[DESCRIPTION OF THE TASK] A single figure is required: the number of lines below in which the word "value" occurs.

[GIVEN DATA]
[Start of section]
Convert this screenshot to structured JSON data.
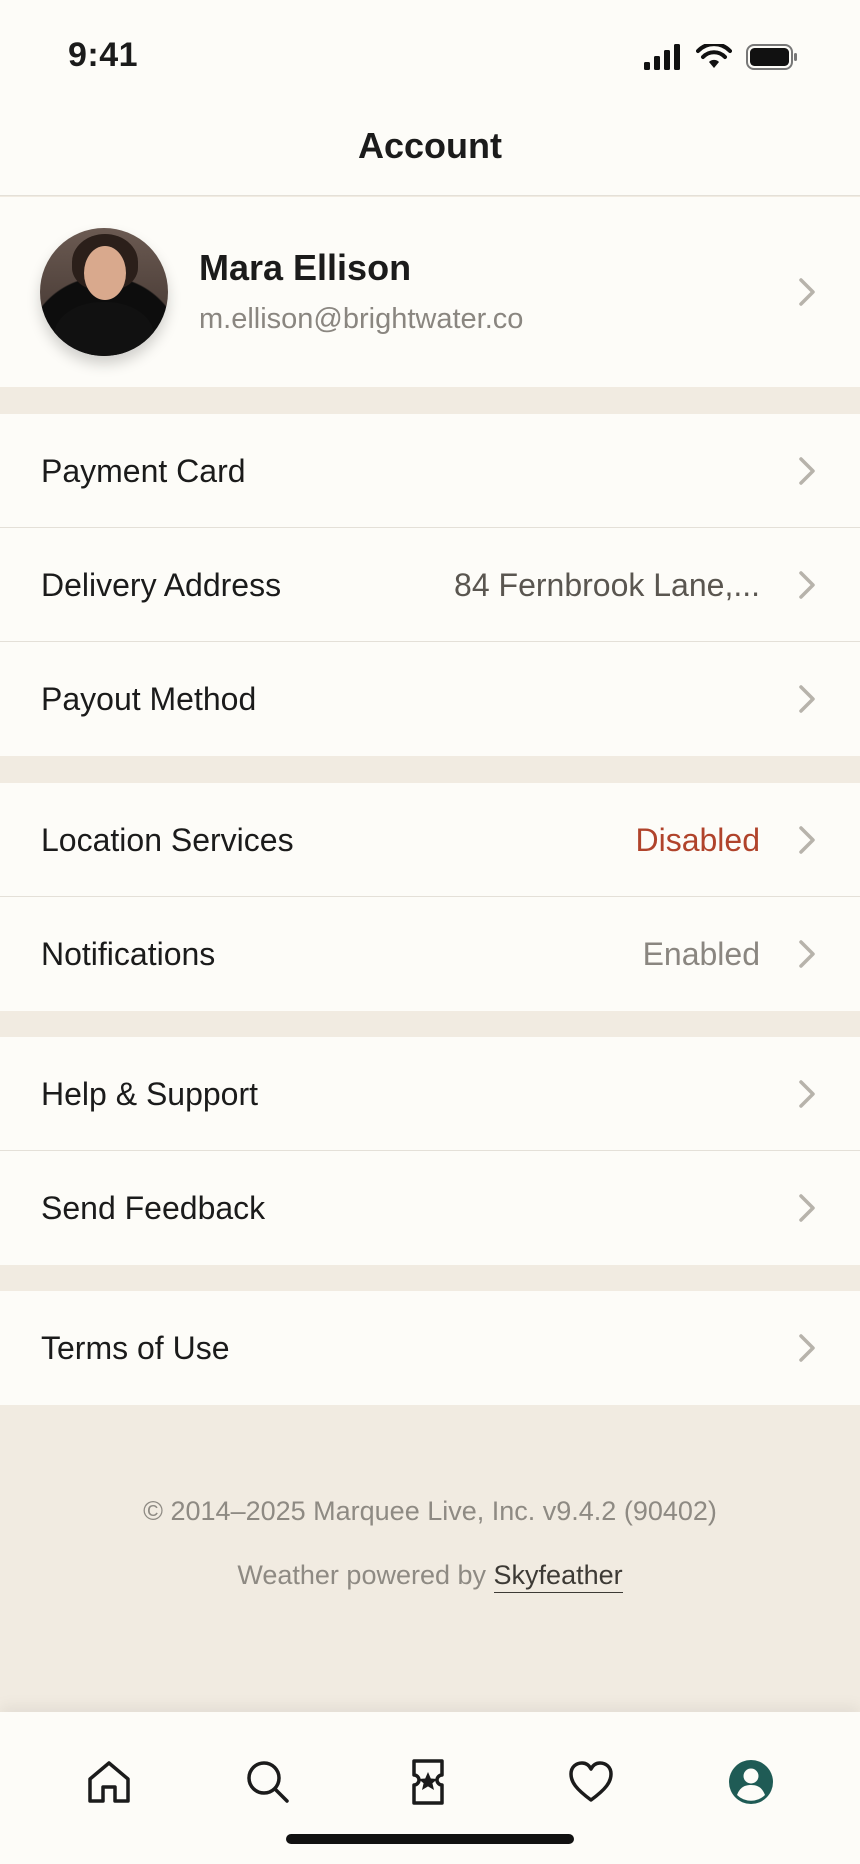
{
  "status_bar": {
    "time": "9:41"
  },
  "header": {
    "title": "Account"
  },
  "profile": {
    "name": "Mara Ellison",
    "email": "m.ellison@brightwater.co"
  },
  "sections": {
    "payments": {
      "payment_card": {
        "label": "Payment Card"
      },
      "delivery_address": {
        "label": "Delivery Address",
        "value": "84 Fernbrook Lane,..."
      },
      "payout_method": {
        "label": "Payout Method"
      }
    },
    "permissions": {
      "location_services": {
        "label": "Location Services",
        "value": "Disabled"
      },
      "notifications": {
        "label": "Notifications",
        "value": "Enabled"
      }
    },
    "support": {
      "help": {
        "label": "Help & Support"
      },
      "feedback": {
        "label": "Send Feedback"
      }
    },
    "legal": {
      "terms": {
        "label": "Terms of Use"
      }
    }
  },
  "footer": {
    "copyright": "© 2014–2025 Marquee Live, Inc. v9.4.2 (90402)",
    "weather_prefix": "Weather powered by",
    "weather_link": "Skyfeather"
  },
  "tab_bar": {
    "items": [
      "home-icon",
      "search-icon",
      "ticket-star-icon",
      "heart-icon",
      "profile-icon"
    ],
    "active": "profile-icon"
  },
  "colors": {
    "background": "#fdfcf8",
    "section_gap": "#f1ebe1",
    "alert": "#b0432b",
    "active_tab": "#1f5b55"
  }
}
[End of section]
[OUTPUT FOR THIS TASK] 3